* _EXERCISE DETAILS_
All lines of the listing that contain "screenshot" should be shown in full.

* _EXTRACTED MATERIAL_
=== Begin Enclosure ===
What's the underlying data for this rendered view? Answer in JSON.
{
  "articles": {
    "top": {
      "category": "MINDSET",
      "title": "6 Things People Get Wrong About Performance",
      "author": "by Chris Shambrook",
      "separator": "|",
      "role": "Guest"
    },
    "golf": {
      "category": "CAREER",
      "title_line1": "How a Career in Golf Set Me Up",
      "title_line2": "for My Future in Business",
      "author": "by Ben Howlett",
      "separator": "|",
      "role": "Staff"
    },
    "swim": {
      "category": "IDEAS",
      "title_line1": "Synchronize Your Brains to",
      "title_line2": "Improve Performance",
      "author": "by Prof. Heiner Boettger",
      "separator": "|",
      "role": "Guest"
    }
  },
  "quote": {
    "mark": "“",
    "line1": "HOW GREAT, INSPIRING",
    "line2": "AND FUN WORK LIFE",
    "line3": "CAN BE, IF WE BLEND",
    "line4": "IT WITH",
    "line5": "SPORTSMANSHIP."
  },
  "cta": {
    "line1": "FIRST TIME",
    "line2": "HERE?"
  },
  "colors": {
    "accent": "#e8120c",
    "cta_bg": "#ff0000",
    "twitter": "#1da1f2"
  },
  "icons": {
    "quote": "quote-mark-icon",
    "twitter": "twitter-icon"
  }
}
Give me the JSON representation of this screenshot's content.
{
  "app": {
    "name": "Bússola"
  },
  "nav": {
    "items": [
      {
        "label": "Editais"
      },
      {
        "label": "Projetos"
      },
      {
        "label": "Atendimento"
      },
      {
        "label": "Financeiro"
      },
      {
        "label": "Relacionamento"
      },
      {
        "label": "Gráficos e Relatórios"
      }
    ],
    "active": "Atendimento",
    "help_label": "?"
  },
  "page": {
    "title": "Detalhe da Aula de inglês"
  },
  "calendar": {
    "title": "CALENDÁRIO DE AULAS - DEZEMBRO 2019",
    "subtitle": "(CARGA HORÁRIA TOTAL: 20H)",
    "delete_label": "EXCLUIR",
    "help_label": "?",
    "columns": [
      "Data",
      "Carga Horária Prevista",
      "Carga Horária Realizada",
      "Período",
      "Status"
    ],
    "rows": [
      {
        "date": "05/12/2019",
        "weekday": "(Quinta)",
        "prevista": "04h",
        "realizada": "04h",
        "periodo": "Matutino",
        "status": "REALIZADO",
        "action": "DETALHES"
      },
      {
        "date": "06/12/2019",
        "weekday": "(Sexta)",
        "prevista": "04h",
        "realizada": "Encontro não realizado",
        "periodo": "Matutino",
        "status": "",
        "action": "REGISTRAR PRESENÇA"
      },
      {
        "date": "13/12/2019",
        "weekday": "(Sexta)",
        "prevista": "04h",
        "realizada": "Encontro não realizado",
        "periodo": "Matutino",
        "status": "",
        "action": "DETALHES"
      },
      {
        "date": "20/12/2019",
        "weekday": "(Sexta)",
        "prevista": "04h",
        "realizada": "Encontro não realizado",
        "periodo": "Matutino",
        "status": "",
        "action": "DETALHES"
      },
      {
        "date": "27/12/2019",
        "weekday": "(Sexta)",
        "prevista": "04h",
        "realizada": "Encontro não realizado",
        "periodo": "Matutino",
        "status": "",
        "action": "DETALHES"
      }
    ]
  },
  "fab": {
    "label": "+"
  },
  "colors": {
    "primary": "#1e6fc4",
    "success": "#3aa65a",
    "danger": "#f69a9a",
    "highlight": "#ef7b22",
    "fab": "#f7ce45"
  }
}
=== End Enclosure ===
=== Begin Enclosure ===
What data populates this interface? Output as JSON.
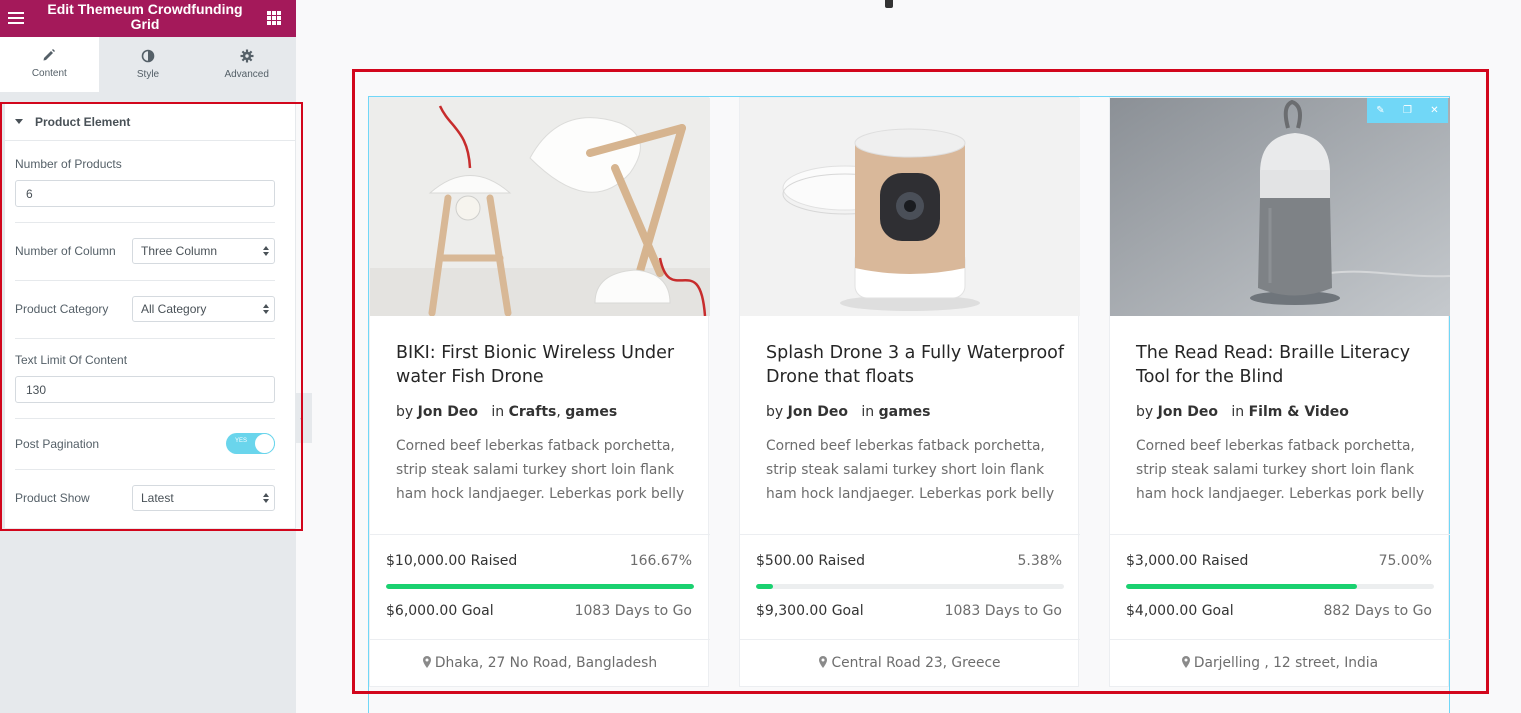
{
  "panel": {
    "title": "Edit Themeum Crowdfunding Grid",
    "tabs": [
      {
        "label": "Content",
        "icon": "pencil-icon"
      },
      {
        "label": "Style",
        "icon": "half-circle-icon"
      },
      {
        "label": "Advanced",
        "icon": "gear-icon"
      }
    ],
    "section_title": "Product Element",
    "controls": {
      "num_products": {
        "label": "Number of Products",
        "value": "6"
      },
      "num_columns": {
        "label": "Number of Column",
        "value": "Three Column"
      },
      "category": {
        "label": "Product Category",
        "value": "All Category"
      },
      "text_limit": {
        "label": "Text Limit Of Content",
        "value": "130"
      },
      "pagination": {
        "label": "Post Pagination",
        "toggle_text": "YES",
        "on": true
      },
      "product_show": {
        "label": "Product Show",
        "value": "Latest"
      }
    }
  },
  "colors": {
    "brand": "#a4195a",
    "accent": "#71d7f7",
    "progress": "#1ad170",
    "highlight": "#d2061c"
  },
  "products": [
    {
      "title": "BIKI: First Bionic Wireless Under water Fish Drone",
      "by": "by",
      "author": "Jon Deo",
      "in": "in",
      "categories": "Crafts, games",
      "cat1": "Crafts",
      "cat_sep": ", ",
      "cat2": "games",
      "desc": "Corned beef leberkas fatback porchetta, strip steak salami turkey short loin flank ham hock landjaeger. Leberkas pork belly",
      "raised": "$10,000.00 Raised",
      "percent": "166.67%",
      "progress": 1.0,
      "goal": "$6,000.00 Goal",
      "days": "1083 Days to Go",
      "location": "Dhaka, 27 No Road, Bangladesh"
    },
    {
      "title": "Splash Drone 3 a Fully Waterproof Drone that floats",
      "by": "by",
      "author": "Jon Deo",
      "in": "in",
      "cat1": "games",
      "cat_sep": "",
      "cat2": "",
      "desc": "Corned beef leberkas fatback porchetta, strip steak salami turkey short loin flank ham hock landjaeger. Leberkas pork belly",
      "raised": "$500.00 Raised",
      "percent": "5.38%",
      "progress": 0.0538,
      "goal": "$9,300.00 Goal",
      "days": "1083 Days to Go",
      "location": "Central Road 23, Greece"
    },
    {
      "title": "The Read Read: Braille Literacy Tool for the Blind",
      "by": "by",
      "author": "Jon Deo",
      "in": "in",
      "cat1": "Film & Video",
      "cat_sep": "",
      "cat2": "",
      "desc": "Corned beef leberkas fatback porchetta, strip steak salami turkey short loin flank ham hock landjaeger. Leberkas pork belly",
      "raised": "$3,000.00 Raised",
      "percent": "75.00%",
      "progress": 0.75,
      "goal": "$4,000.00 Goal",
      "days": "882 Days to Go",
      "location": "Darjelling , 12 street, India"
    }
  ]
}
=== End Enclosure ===
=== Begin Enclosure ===
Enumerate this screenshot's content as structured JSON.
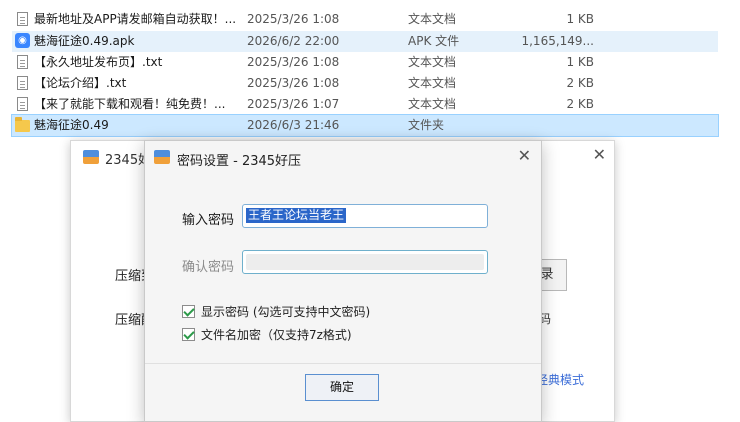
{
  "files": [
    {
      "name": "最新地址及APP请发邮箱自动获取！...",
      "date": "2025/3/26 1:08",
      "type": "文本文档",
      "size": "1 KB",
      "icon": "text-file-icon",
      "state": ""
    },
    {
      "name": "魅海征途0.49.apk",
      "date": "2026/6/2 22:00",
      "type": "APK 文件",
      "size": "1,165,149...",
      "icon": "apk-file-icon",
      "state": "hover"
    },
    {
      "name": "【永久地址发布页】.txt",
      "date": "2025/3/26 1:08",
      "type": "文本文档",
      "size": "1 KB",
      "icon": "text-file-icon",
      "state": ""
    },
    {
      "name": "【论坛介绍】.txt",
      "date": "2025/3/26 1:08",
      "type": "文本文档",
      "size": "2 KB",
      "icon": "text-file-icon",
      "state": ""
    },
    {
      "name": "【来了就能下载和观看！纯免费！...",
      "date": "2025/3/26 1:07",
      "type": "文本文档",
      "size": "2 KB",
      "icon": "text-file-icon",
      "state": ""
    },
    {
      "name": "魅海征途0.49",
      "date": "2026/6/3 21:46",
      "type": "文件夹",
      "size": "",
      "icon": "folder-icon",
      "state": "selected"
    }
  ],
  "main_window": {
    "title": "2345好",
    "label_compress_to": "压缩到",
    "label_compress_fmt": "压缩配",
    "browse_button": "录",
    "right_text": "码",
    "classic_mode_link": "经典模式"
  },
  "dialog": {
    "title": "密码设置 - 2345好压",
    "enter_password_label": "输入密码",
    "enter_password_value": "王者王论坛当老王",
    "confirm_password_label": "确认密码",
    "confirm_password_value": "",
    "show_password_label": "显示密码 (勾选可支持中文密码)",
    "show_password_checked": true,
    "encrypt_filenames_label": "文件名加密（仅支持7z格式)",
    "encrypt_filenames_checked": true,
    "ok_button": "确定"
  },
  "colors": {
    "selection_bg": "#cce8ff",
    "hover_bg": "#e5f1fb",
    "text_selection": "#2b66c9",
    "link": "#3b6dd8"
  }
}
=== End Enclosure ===
* _SOLUTION TO THIS TASK_
Give me the JSON representation of this screenshot's content.
Enumerate this screenshot's content as structured JSON.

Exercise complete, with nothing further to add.